(Items listed in a dataset)
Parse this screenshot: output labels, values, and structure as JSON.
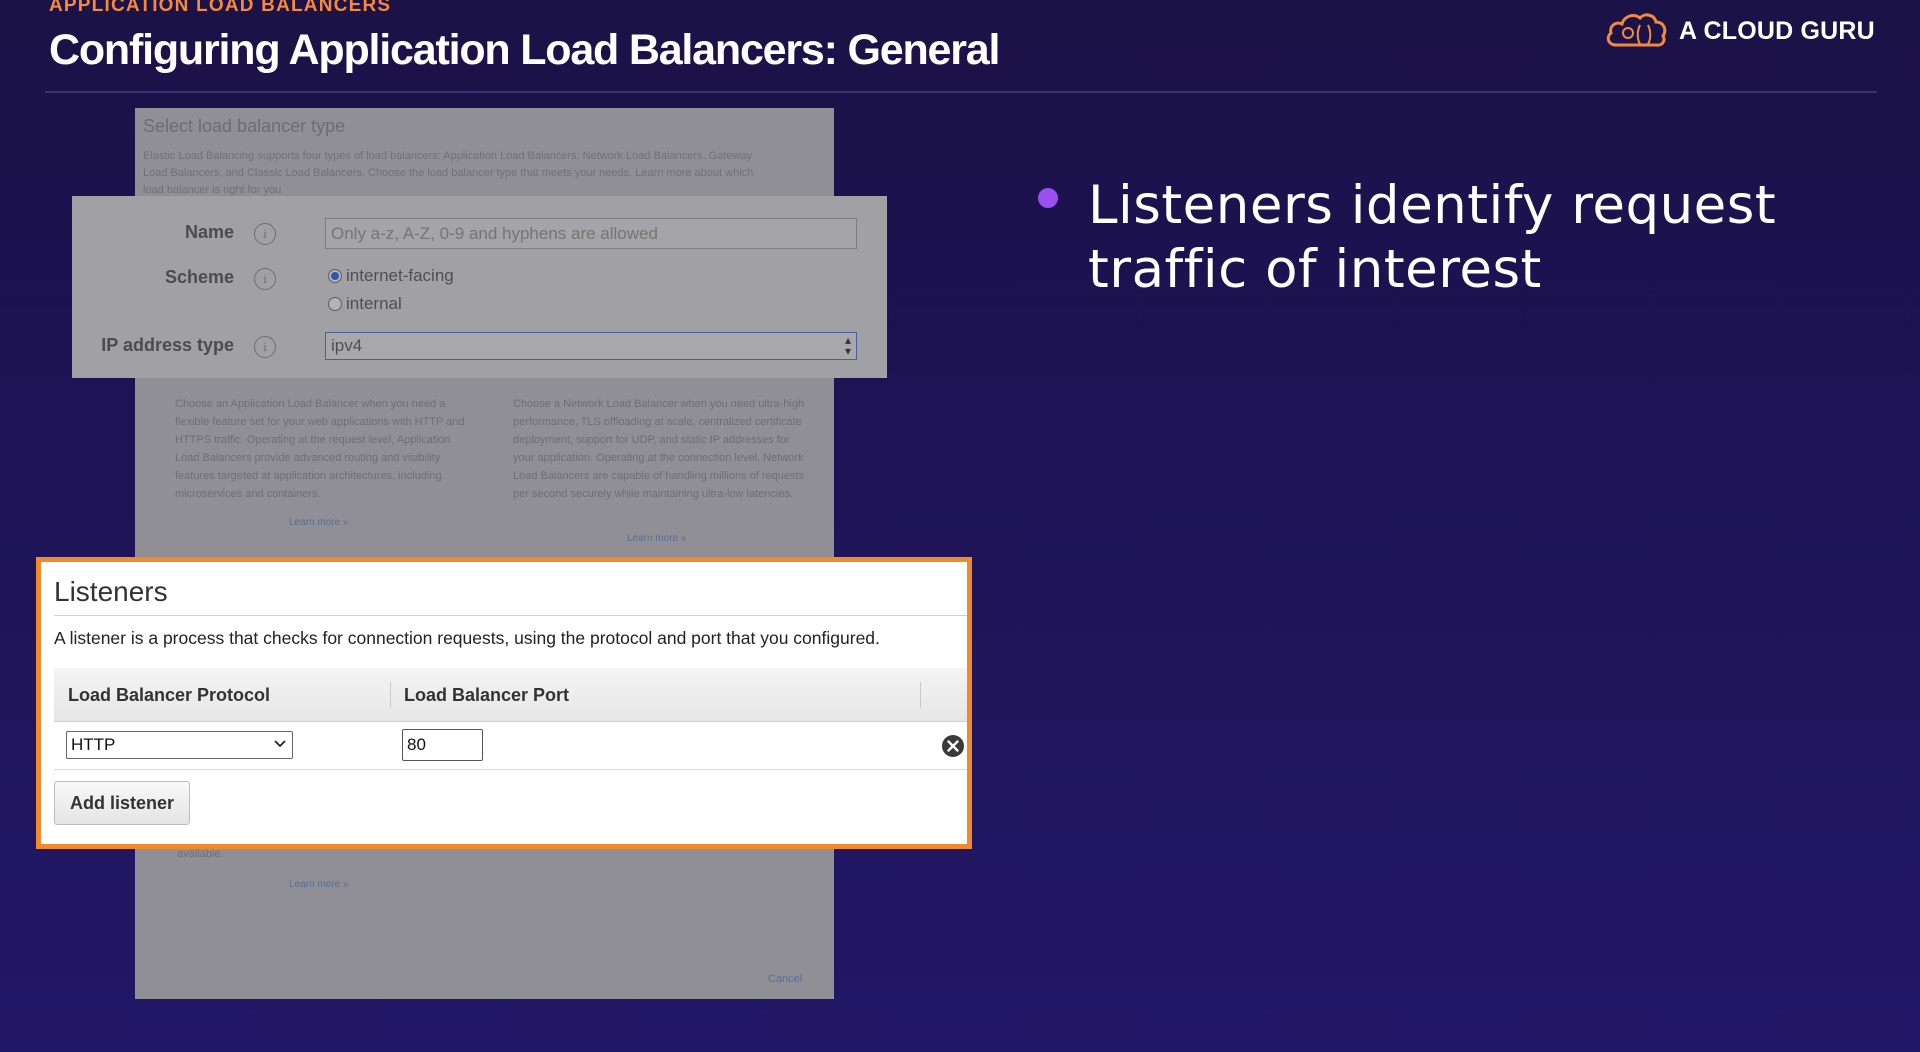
{
  "header": {
    "eyebrow": "APPLICATION LOAD BALANCERS",
    "title": "Configuring Application Load Balancers: General",
    "logo_text": "A CLOUD GURU"
  },
  "background_panel": {
    "title": "Select load balancer type",
    "description": "Elastic Load Balancing supports four types of load balancers: Application Load Balancers, Network Load Balancers, Gateway Load Balancers, and Classic Load Balancers. Choose the load balancer type that meets your needs. Learn more about which load balancer is right for you",
    "alb_description": "Choose an Application Load Balancer when you need a flexible feature set for your web applications with HTTP and HTTPS traffic. Operating at the request level, Application Load Balancers provide advanced routing and visibility features targeted at application architectures, including microservices and containers.",
    "nlb_description": "Choose a Network Load Balancer when you need ultra-high performance, TLS offloading at scale, centralized certificate deployment, support for UDP, and static IP addresses for your application. Operating at the connection level, Network Load Balancers are capable of handling millions of requests per second securely while maintaining ultra-low latencies.",
    "learn_more": "Learn more »",
    "small_text": "available.",
    "footer_link": "Cancel"
  },
  "basic_config": {
    "name_label": "Name",
    "name_placeholder": "Only a-z, A-Z, 0-9 and hyphens are allowed",
    "scheme_label": "Scheme",
    "scheme_options": [
      "internet-facing",
      "internal"
    ],
    "scheme_selected": "internet-facing",
    "ip_label": "IP address type",
    "ip_value": "ipv4",
    "info_glyph": "i"
  },
  "listeners": {
    "title": "Listeners",
    "description": "A listener is a process that checks for connection requests, using the protocol and port that you configured.",
    "columns": [
      "Load Balancer Protocol",
      "Load Balancer Port"
    ],
    "rows": [
      {
        "protocol": "HTTP",
        "port": "80"
      }
    ],
    "add_button": "Add listener"
  },
  "bullets": [
    "Listeners identify request traffic of interest"
  ],
  "colors": {
    "background": "#1e1356",
    "accent_orange": "#f7893b",
    "listener_border": "#f08a2c",
    "bullet": "#9a4ff0"
  },
  "icons": {
    "logo": "cloud-logo-icon",
    "info": "info-icon",
    "remove": "remove-circle-icon",
    "select_arrow": "chevron-down-icon"
  }
}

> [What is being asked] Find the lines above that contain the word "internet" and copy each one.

> [Solution to this exercise]
      "internet-facing",
    "scheme_selected": "internet-facing",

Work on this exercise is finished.